Although there are many zoning rules, advertising regulations and other laws that affect the placement of these types of signs, the fact of the matter is that if you are reading a billboard you are not watching the road ahead of you. Fortunately, by their very nature these signs present an extremely limited and short message. Most of us are easily capable of scanning the advertising signs and watching the road at the same time. If you don’t successfully do both, and you cause an accident, you will be responsible for the damage you cause and may even be ticketed for dangerous driving.
Mandatory signs are those erected by the government to inform you as to what the rules of the road are for that particular road. These include speed limit signs, no parking signs, yield signs and of course stop signs. Disregard these signs at your peril. Ignoring what these signs have to say is a sure way to get ticketed and in the case of moving violations earn yourself a packet of demerit points.
Just because you have been on a specific road several times in the past does not mean that you are now free to stop reading the road signs. They change from time to time. A two-way street can become a one-way street. A place where it was legal to park yesterday may have become a no parking zone today. Speed limits may change, new schools may be built and new stop signs may be erected. If you’re lucky you may even notice a new sign advising you that new signs are now in effect!
Information signs are those that give you information that you need to know for your own or someone else’s safety or well being. These can include signs that tell you the name of the street you’re driving on or the number of the Highway. They also include exit signs as well as those signs that tell you whether you can get gas at the next exit. Other signs will tell you the name of the city or town you are approaching and some might even tell you what the current population of some small town is when everyone is home.

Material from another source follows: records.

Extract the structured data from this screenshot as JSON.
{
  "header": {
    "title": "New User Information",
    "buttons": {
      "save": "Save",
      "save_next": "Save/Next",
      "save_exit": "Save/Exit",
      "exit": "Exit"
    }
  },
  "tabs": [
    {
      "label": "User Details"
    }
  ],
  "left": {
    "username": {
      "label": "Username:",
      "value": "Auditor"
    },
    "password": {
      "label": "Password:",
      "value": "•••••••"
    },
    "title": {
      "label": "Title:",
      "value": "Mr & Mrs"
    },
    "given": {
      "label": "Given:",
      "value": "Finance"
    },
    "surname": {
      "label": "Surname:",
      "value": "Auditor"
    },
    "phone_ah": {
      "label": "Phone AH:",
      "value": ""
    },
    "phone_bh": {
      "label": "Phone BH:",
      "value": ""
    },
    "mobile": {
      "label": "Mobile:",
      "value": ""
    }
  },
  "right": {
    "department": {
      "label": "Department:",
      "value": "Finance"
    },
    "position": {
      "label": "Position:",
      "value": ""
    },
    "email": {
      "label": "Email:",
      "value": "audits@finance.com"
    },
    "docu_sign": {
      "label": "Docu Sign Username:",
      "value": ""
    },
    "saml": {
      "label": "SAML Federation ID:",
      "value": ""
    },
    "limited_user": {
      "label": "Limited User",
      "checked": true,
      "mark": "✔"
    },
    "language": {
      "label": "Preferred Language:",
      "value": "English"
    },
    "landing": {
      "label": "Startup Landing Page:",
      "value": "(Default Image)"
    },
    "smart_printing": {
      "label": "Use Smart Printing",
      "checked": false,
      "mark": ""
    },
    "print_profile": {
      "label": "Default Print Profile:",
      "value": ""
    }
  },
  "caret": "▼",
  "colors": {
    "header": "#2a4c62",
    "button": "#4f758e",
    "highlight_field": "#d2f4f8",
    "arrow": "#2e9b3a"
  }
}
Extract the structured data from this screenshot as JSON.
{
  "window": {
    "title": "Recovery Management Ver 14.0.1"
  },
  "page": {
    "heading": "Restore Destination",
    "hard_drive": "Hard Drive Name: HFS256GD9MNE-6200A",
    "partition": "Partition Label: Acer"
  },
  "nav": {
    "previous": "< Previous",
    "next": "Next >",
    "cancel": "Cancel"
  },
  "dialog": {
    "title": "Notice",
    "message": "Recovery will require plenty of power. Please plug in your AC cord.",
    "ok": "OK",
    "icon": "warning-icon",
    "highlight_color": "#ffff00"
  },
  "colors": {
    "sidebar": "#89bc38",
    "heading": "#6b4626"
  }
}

Another set of information signs, are those that try to impart a message alerting you to specific danger in the vicinity. One sign that you see very often is a picture of a moose or deer indicating that these animals tend to cross the road in that area.
I’ve often wondered if the animal reads the signs and therefore knows just where to cross. What happens if you come upon a moose that can’t read? What if the deer does not want to cross at the deer crossing? (I know, your wildlife specialist will tell me that surveys have been done noting where animals tend to cross the road and the signs are put up afterwards. But what happens if a new generation of moose or deer decide to ignore the old ways of their ancestors and set up brand-new places to cross the road?)
The province of Quebec has come up with a new sign which is really quite impressive. The sign depicts a regular moose crossing sign. However the place where there is usually a drawing of a moose is empty. The picture of the moose appears on another part of the panel and the caption reads “sometimes the moose is not only on the sign. Watch where you are going.” While humorous, this sign does an excellent job of getting the message across.
Another information sign that we often see is one that reads “Caution: children playing”. The province of Quebec has now put up a few other signs that drive the message home. They show a drawing of an injured child with a caption that reads “Be careful with our children”. Poignant, eye-catching and well done, this sign gives you something to think about.